“There are numerous studies done in Maryland showing a direct correlation between decreased crime and increased trees.” – Del. Brooke Lierman
One of the most memorable moments of the 2021 legislative session, according to some State House hands, came from Del. Brooke Lierman’s “Trees Stop Crime” speech. Some might think that her words must have been taken out of context; no one really could be that clueless.
Yet here is her complete statement:
“We are going to plant five million trees in this state under this legislation. That is going to have immediate public health benefits. That is going to reduce public health costs for our citizens. That is going to have a remarkable impact on our homes and the value of our homes, and even on crime. There are numerous studies done in Maryland showing a direct correlation between decreased crime and increased trees. So, I am thrilled to go home to tell my children that we are going to plant five million trees over the next ten years in Maryland.”
Lierman’s entire speech is available on YouTube –https://youtu.be/JvLHtUNKJpY
Her “Trees Stop Crime” position deserves special attention as Lierman has emerged as a leading Democratic contender to replace Peter Franchot as State Comptroller. His office becomes open in the 2022 election as Peter Franchot runs for Governor.
How should the media cover such silliness?
Perhaps, the Baltimore Sun might ask the estimated number of trees required to reduce that city’s murder rate. WBAL and FOX 5 can cover the prospects for a trees “solution” in Lierman’s Fells Point neighborhood in which three dozen businesses recently threatened to withhold tax and permit payments until Baltimore addresses illegal alcohol and drug sales, public drinking, poor trash pickup, parking enforcement, and other problems.[i]
The science-minded Washington Post could delve into the details of the “specific studies in Maryland” showing a “direct correlation” between decreased crime and increased trees. Lierman’s claims apparently stem from a study funded with a $6 million grant from – hold for it now – the Centers for Disease Control. [ii] (Thank you, Dr. Fauci?) The Capital Gazette might quote an expert to comment on the science behind Lierman’s “immediate public health benefits” claims.
At the Washington Times or Examiner, a reporter who passed a statistic course could explain that “correlation does not imply causation.”[iii]
The Hagerstown Herald-Mail or the Cecil Whig might encourage Lierman to spend more time outside urban Maryland to see the state’s trees. Forests make up nearly 4,000 square miles (40%) of Maryland’s land surface. The Maryland Code defines a forest as” Areas that have at least 100 trees per acre with at least 50% of those trees having a 2 inch or greater diameter at 4.5 feet above the ground and larger ” [iv] Use the broader “Tree Canopy” category and woods cover over half of Maryland landmass.

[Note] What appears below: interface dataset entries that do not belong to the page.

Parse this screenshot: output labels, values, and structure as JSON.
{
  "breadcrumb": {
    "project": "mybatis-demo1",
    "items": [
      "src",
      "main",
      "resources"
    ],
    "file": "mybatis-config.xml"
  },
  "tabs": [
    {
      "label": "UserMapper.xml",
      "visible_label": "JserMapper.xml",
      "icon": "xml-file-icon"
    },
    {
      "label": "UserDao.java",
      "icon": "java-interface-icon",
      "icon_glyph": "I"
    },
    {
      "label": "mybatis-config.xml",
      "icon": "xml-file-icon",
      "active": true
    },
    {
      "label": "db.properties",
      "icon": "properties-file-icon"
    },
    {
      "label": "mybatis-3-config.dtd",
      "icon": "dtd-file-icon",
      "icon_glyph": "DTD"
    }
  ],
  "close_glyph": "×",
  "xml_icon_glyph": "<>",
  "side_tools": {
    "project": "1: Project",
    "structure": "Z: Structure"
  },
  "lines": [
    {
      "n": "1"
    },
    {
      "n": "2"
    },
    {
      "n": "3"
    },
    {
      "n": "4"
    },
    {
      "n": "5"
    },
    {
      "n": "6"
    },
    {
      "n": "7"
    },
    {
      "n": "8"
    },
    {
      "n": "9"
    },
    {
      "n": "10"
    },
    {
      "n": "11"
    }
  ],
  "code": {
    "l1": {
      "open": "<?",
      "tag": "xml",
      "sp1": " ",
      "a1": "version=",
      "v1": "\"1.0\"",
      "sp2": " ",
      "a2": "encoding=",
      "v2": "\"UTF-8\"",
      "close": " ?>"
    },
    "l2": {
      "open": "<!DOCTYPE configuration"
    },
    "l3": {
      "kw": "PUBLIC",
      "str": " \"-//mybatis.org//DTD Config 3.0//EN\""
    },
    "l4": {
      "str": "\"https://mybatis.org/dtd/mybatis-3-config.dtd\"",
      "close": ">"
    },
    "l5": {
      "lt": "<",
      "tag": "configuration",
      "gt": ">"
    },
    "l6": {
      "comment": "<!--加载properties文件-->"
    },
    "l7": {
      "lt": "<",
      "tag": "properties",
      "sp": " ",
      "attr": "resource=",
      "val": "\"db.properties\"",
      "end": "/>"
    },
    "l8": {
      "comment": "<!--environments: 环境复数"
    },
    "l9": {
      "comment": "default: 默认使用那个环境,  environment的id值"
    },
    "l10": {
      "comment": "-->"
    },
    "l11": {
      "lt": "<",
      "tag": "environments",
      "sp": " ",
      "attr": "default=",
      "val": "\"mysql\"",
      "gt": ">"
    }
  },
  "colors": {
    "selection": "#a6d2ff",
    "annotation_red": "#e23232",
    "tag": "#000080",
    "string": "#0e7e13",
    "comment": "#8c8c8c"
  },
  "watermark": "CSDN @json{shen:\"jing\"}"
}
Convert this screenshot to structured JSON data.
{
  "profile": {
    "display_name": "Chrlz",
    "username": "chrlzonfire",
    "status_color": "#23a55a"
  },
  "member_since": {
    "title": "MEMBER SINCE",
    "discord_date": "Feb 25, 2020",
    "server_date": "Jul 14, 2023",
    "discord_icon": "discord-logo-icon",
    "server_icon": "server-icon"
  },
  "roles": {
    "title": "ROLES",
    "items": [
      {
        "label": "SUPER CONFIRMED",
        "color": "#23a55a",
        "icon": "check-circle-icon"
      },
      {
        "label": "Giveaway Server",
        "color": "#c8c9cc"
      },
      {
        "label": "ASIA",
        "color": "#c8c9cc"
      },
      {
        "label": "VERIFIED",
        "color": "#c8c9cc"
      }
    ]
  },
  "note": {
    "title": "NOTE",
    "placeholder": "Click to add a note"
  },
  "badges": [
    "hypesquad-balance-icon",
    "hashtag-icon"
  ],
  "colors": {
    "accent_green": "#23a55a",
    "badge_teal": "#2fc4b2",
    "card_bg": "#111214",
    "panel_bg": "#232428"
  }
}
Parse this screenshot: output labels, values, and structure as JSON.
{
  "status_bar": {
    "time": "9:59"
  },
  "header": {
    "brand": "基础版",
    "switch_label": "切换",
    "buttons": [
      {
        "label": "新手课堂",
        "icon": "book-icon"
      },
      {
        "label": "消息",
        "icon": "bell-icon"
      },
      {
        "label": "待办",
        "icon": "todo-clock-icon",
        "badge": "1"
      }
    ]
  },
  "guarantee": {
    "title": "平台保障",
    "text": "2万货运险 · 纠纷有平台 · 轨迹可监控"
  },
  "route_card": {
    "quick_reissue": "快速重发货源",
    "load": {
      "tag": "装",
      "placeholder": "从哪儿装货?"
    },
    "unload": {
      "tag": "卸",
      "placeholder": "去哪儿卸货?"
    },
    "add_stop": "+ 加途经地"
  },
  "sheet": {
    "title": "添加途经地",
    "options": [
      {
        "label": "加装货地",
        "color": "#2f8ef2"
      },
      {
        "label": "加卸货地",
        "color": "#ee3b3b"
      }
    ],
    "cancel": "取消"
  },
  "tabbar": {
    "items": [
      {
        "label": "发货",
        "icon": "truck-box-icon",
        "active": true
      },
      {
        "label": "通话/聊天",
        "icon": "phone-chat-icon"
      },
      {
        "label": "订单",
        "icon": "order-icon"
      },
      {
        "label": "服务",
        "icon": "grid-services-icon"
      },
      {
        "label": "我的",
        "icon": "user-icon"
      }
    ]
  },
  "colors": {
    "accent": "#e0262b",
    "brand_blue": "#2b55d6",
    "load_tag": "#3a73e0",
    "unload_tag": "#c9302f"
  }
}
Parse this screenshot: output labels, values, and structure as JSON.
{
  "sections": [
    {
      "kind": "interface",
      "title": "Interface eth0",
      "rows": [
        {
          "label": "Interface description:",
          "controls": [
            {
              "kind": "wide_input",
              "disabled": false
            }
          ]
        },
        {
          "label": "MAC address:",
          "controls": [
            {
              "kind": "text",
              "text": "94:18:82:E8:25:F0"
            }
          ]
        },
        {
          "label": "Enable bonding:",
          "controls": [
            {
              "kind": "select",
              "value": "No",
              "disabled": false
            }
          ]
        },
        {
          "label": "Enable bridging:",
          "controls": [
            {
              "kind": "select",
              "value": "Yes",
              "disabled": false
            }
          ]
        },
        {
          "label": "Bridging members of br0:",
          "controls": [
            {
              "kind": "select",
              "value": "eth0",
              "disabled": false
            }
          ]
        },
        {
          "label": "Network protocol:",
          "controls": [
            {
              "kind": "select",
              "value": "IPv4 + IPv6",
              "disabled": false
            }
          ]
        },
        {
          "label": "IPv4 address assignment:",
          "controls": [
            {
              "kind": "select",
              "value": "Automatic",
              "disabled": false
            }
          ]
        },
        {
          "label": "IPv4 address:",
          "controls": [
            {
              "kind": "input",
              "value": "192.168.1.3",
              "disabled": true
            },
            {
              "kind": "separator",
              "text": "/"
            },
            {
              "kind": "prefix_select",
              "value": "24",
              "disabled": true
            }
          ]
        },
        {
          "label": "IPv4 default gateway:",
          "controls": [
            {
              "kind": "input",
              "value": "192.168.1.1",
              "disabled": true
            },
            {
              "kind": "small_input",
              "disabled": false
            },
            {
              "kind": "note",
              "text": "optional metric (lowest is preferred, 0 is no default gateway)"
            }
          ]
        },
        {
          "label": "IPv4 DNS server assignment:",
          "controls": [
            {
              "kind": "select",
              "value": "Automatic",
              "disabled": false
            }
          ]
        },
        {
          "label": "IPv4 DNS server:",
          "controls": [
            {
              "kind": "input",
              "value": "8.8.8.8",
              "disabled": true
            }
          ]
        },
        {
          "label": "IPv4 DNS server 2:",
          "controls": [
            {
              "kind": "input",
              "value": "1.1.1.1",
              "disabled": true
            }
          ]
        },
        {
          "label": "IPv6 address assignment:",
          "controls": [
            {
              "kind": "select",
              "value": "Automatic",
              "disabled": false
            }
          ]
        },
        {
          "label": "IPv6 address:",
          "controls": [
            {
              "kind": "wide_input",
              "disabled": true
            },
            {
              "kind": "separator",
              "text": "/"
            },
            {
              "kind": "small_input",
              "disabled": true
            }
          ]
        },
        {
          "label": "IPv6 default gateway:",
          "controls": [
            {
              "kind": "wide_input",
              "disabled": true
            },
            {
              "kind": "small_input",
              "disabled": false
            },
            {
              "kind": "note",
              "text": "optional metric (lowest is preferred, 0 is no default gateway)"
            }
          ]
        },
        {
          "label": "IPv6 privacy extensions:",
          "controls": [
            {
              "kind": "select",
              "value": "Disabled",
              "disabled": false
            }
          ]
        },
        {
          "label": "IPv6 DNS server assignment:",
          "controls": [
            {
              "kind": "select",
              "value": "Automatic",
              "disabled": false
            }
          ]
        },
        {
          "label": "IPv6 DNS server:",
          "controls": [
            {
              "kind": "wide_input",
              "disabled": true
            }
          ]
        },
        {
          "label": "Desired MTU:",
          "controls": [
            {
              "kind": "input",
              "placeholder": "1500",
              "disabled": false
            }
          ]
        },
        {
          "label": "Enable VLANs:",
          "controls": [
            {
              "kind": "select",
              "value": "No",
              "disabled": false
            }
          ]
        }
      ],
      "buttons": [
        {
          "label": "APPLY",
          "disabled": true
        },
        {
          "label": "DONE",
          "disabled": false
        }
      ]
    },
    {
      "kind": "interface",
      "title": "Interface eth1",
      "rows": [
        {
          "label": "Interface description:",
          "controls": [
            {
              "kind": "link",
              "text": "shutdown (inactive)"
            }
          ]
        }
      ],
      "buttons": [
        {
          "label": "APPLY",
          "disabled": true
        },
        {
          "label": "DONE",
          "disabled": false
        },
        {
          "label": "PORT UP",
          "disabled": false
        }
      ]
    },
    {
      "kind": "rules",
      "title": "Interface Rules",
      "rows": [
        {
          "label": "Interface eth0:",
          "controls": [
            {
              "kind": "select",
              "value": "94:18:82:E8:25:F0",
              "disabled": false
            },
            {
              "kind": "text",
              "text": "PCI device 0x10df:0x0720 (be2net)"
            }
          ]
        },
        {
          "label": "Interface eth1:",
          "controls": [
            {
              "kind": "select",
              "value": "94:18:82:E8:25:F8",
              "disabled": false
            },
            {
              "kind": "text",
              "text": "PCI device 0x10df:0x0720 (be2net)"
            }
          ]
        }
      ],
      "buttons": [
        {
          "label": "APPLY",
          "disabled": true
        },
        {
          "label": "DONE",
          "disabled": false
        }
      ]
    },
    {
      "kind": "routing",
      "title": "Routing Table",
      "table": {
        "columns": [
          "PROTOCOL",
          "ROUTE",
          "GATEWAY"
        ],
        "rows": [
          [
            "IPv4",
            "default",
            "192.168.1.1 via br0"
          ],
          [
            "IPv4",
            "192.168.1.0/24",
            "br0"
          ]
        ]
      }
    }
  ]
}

The forest industry is the fifth-largest in the state. An estimated 18,000 people depend on the forest products industry for their livelihood. In Garrett and Allegany Counties, it is the single largest employer, and on the Eastern Shore, it is the second largest. [v] Today more acres are producing wood fiber than 100 years ago.[vi] Production of lumber and building materials in the Fiscal Year 2019 generated $418 million, supplying 8.52% of Maryland’s overall tax receipts.[vii]
Other media outlets might want to question Lierman’s math about adding half a million trees a year. According to the National Forest Service, Maryland has 1.3 billion trees. Consequently, Lierman’s half a million trees more a year for the next ten years will add a just single new tree a year for every 2,600 trees we currently have.[viii]
Being Maryland’s Comptroller is a serious job. The constitutional duties of the office begin with the broad mandate to: “…have the general superintendence of the fiscal affairs of the State; he shall digest and prepare plans for the improvement and management of the revenue, and for the support of the public credit; prepare and report estimates of the revenue and expenditures of the State; superintend and enforce the prompt collection of all taxes and revenues; adjust and settle, on terms prescribed by law, with delinquent collectors and receivers of taxes and State revenue..”[ix]
Can Marylanders take seriously a candidate for Comptroller who claims that “Trees Stop Crime?”
[ii] https://www.huffpost.com/entry/how-trees-could-help-stop-crime_n_56675d8fe4b080eddf5609c6; https://yvpc.sph.umich.edu/